Lyme disease can present itself in many ways. Based on the timeline of infection some individuals experience intense illness while others experience mild symptoms.

“How you feel with Lyme disease can depend on how long you have had it,” Dr. Tank said. “In the early stage, the first thirty days or so, it is most common to feel joint pain, fevers, chills and swollen lymph nodes with fatigue. Approximately 70 percent of infected persons develop a rash in the shape of a target lesion, or ‘bull’s eye’ appearance. In the later stages of the disease, without treatment, severe headaches, nerve pain, heart palpitations and joint swelling are common. It’s even possible to develop what is known as Bell’s palsy, or facial paralysis involving facial droop on one or both sides of the face.”

Time is an important factor when dealing with a tick bite. Speak with a doctor immediately if you start experiencing symptoms after a tick bite.

“Antibiotics are used to treat Lyme infection,” Dr. Sundaram said. “Patients typically take doxycycline for 10 days to three weeks, or amoxicillin and cefuroxime for two to three weeks. There is also a one-dose preventive treatment which is most effective if started within 72-hours of a known tick bite.”

If left untreated, Lyme disease can progress to include the following symptoms:

  • Severe headache or neck stiffness
  • Rashes on other areas of the body
  • Arthritis with severe joint pain and swelling, particularly in the knees
  • Loss of muscle tone or “drooping” on one or both sides of the face.
  • Heart palpitation or an irregular heartbeat
  • Inflammation of the brain and spinal cord
  • Shooting pains, numbness, or tingling in the hands or feet

Ticks are plentiful, especially outdoors in wooded areas, but there are some protective measures you can take to reduce your risk of a tick bite.

“The best way to prevent Lyme disease is to cover up your exposed skin in wooded areas. Connecticut and parts of New Jersey and New York have high rates of ticks carrying Lyme disease,” Dr. Tank said. “Use a bug repellant that carries at least 20 percent of DEET chemical. Remove a tick with tweezers so that the whole tick is removed from the skin. Make sure to speak with a doctor if you have tick bites, and always check your entire body for ticks after potential exposure.”

Although Lyme disease can turn into a very serious illness, treatment can be effective in most cases.

“About 90% of people are cured of Lyme disease with treatment. In some cases, a patient may need extended IV antibiotic therapy,” Dr. Sundaram said. “Ten percent of people do not respond to treatment and develop chronic Lyme disease. There is currently no cure for chronic Lyme disease. People with this condition typically get better over several months with a doctor-curated treatment plan to help manage the symptoms.”

Speak with your doctor right away if you begin experiencing symptoms of Lyme disease.
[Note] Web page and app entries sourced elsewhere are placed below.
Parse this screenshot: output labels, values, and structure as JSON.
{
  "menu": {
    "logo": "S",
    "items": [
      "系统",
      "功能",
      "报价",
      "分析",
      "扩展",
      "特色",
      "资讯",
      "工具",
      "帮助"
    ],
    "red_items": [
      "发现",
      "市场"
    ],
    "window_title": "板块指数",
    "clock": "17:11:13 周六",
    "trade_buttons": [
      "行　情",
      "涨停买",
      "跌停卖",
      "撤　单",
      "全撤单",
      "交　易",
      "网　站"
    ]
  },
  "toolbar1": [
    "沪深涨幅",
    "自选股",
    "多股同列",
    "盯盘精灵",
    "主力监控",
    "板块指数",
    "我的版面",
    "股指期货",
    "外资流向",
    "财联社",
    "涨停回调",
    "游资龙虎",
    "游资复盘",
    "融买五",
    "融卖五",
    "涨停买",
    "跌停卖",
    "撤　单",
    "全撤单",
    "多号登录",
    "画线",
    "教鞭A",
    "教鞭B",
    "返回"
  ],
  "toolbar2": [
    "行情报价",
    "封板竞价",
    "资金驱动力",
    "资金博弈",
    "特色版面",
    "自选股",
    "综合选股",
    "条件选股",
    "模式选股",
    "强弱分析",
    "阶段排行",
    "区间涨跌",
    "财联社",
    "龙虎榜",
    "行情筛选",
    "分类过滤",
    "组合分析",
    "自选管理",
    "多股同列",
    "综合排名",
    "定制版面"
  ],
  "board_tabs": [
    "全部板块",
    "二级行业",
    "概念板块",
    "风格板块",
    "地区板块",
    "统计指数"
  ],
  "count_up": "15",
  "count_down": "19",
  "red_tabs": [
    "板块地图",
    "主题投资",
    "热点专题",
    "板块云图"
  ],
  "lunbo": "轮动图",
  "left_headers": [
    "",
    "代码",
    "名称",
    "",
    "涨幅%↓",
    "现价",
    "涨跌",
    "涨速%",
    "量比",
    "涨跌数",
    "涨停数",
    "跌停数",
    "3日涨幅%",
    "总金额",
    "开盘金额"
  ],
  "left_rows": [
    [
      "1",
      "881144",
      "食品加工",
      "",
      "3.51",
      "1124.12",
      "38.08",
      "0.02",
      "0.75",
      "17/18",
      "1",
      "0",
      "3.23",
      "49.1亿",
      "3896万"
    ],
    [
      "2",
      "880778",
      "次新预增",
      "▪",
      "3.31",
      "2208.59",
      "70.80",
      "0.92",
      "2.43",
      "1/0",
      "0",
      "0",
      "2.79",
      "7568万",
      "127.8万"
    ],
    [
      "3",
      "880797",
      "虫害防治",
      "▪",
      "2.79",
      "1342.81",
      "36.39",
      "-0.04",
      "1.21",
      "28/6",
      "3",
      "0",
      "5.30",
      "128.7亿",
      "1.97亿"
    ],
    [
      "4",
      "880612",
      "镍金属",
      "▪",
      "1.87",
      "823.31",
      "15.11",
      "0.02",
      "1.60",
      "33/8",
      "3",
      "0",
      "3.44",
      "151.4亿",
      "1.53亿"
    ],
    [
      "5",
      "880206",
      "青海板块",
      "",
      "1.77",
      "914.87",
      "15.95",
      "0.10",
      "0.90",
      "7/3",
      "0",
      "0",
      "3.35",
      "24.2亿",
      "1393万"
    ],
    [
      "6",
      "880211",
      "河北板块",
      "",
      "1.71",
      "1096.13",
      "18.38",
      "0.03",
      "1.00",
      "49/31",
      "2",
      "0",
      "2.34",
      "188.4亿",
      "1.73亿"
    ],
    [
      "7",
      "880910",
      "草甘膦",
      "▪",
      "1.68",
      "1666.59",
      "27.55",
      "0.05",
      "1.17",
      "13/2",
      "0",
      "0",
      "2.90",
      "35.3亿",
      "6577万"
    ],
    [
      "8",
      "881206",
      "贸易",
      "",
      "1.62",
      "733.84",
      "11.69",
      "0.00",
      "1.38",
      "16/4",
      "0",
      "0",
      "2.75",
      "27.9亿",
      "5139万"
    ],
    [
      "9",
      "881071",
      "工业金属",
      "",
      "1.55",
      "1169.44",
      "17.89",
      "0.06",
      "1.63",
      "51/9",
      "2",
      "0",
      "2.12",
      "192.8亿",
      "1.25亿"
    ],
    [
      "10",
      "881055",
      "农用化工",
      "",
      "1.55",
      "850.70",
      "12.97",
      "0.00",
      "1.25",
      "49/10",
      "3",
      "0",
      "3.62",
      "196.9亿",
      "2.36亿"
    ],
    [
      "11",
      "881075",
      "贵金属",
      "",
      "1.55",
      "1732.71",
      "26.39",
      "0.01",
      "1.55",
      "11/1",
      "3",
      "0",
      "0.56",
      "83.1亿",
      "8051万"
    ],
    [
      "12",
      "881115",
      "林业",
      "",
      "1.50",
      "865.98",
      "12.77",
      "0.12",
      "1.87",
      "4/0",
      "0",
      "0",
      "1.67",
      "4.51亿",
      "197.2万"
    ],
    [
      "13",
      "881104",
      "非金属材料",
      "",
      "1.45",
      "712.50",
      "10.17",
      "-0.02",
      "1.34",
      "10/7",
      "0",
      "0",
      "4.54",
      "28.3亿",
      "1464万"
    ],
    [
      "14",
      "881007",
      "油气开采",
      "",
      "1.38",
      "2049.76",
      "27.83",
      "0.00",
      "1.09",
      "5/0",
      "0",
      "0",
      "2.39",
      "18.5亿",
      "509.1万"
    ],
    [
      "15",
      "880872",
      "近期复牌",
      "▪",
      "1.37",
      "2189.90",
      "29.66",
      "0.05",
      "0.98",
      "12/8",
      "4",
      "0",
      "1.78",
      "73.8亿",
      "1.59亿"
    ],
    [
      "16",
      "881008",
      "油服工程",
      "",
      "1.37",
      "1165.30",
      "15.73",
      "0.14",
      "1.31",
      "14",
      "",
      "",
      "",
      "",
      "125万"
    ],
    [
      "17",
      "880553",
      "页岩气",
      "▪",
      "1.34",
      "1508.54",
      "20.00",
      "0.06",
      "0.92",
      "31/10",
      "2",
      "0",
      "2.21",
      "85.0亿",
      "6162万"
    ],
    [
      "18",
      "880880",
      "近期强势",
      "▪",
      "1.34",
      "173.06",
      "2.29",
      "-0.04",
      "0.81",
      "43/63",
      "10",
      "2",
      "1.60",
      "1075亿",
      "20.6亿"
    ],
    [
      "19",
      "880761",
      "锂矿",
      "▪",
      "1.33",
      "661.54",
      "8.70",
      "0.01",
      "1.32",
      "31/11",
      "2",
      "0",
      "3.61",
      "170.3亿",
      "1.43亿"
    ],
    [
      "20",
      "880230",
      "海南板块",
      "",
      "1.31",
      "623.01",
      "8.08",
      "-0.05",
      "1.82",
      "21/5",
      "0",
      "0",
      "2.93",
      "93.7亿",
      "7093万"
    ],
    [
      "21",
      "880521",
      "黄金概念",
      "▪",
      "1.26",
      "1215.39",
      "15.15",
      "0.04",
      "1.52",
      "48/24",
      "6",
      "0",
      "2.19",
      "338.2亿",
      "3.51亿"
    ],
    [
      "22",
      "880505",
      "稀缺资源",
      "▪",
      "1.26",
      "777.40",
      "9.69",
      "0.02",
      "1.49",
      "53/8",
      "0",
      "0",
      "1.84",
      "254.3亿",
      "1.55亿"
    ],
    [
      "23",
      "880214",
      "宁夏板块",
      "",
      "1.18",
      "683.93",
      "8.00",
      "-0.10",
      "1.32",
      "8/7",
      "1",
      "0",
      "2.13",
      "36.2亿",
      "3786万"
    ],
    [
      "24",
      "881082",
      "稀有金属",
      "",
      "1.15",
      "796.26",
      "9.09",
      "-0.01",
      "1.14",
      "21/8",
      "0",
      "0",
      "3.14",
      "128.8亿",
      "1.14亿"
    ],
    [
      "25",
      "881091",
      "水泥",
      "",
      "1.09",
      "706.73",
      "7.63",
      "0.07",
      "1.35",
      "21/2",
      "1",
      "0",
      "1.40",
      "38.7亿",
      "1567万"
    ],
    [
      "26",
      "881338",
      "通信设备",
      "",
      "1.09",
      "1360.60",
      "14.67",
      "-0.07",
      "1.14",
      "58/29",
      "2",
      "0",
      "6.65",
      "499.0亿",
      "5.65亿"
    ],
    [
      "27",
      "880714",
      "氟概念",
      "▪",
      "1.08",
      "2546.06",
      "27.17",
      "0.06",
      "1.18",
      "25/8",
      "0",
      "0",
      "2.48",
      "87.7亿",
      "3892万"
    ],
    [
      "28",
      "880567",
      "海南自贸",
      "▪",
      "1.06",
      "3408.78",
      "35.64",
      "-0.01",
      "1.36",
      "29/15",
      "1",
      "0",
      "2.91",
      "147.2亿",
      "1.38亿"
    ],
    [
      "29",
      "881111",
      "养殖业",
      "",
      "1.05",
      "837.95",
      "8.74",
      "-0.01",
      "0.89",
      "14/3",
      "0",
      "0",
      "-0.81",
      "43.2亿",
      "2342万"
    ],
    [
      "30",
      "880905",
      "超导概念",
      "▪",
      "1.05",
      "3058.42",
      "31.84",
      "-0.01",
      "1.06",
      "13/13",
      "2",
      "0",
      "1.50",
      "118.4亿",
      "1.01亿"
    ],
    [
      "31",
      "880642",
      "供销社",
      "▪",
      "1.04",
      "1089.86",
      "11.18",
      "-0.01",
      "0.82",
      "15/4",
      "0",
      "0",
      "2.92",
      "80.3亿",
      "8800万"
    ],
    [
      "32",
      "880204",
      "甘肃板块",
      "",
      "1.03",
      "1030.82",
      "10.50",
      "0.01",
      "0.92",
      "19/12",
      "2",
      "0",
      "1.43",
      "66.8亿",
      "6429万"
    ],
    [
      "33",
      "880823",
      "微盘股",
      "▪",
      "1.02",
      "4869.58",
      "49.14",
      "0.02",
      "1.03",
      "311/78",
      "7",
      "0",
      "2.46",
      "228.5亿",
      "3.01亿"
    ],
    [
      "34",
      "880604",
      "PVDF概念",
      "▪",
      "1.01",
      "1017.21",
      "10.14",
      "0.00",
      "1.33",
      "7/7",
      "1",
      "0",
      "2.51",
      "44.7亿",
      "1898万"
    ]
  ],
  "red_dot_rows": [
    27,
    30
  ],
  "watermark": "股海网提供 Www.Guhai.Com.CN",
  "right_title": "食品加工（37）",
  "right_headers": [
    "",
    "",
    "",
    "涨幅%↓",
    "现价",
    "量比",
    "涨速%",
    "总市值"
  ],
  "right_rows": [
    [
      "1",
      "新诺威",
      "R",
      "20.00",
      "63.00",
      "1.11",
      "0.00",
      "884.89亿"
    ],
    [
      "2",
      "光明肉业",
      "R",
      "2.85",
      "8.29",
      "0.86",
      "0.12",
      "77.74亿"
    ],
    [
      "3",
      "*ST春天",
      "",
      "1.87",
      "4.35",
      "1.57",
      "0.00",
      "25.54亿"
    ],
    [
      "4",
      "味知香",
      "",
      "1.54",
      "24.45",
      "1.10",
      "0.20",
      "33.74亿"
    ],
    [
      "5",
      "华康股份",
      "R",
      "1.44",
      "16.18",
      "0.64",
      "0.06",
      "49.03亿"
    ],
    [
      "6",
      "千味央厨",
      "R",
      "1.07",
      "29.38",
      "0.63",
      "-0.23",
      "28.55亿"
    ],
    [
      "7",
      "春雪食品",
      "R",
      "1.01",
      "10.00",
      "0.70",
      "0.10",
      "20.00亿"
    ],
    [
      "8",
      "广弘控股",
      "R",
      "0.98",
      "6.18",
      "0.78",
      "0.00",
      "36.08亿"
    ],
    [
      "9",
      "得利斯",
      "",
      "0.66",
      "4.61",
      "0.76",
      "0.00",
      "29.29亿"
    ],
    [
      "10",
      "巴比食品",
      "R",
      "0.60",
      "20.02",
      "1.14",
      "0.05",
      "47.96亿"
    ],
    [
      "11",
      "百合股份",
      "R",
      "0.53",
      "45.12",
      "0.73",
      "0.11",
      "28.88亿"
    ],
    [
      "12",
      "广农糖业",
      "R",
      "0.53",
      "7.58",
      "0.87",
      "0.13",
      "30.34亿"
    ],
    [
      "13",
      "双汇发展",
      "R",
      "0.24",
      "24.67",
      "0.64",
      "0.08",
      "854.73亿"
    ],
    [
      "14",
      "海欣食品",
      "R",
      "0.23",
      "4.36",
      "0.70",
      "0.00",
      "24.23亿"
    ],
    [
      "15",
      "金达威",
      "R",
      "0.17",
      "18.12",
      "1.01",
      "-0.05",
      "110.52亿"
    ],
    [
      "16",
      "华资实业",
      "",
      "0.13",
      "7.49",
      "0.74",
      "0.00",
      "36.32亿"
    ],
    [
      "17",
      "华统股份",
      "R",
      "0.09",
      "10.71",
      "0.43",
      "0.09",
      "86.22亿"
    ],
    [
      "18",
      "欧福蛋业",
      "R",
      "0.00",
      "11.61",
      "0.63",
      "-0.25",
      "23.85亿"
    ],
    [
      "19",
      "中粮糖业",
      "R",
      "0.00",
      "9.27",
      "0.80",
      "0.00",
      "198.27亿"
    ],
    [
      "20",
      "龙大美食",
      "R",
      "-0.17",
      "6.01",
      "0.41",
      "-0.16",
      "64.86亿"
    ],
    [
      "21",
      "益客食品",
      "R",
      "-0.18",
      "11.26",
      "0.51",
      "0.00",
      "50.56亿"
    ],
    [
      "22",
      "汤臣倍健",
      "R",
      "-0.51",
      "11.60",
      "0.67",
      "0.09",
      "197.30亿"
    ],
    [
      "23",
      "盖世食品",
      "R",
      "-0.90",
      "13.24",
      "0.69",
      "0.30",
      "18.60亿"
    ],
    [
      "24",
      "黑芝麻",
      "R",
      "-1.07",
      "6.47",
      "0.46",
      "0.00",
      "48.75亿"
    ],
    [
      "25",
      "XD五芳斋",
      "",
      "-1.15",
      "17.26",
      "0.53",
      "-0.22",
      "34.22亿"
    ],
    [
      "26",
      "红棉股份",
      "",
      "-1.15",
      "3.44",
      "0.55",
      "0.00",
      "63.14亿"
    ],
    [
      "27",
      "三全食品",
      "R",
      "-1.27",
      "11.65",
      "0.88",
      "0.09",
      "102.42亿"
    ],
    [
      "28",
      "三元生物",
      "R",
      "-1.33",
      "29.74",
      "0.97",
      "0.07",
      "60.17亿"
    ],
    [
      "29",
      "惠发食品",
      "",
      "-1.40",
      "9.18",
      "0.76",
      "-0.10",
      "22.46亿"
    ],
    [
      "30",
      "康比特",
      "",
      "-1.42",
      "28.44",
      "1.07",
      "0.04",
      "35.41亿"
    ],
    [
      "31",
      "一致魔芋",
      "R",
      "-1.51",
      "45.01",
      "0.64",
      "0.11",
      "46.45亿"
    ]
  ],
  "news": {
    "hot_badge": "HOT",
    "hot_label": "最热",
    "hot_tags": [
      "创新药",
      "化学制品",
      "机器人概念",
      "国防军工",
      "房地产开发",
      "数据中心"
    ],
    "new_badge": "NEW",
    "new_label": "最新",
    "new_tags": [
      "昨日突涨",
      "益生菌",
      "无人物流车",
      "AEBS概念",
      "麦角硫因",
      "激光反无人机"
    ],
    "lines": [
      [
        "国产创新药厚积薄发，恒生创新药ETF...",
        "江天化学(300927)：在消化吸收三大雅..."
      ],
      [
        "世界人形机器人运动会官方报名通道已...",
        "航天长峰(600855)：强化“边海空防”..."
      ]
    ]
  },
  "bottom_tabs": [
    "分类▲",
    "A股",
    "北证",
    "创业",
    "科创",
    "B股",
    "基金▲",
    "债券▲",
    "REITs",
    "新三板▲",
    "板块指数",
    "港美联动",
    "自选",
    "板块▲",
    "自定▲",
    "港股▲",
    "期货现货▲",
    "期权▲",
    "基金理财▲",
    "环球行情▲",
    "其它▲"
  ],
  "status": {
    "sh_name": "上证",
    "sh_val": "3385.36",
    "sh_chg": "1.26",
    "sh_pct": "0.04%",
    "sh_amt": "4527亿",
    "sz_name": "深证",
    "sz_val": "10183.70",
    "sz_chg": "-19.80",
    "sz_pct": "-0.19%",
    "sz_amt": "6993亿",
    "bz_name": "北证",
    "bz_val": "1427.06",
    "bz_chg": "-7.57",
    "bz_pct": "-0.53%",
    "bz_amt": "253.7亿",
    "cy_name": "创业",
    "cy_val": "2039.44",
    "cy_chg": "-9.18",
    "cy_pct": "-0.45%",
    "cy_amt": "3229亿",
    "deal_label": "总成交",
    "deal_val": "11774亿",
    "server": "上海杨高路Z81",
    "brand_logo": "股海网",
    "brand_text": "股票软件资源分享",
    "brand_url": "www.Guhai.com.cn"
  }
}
Visit www.mountainsidemedicalgroup.com or call 866-999-5162 to find a doctor near you. Virtual visits are available.

Story & Photo Credit: Hackensack Meridian Health Mountainside Medical/Newswise